### Activity
All the data must be output exactly as given.

#### Material for the task ####

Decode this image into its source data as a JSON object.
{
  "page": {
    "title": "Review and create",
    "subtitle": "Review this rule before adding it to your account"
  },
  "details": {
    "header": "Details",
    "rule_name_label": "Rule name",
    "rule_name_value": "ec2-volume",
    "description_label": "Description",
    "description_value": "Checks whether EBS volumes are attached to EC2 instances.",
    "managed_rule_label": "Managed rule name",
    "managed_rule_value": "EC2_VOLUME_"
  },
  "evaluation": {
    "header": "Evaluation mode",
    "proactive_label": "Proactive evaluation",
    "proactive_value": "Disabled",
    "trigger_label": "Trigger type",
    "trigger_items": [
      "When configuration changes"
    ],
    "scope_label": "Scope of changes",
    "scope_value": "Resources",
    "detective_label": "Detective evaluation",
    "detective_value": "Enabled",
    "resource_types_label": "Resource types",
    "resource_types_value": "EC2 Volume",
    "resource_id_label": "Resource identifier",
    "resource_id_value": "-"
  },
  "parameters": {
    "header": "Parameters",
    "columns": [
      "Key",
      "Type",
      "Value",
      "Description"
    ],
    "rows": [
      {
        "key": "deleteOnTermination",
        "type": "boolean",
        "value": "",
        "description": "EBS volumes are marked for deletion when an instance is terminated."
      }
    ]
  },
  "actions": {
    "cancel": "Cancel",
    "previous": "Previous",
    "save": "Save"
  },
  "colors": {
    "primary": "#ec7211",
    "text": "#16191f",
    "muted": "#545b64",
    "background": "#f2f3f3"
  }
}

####

### Written solution
Decode this image into its source data as a JSON object.
{
  "page": {
    "title": "Review and create",
    "subtitle": "Review this rule before adding it to your account"
  },
  "details": {
    "header": "Details",
    "rule_name_label": "Rule name",
    "rule_name_value": "ec2-volume",
    "description_label": "Description",
    "description_value": "Checks whether EBS volumes are attached to EC2 instances.",
    "managed_rule_label": "Managed rule name",
    "managed_rule_value": "EC2_VOLUME_"
  },
  "evaluation": {
    "header": "Evaluation mode",
    "proactive_label": "Proactive evaluation",
    "proactive_value": "Disabled",
    "trigger_label": "Trigger type",
    "trigger_items": [
      "When configuration changes"
    ],
    "scope_label": "Scope of changes",
    "scope_value": "Resources",
    "detective_label": "Detective evaluation",
    "detective_value": "Enabled",
    "resource_types_label": "Resource types",
    "resource_types_value": "EC2 Volume",
    "resource_id_label": "Resource identifier",
    "resource_id_value": "-"
  },
  "parameters": {
    "header": "Parameters",
    "columns": [
      "Key",
      "Type",
      "Value",
      "Description"
    ],
    "rows": [
      {
        "key": "deleteOnTermination",
        "type": "boolean",
        "value": "",
        "description": "EBS volumes are marked for deletion when an instance is terminated."
      }
    ]
  },
  "actions": {
    "cancel": "Cancel",
    "previous": "Previous",
    "save": "Save"
  },
  "colors": {
    "primary": "#ec7211",
    "text": "#16191f",
    "muted": "#545b64",
    "background": "#f2f3f3"
  }
}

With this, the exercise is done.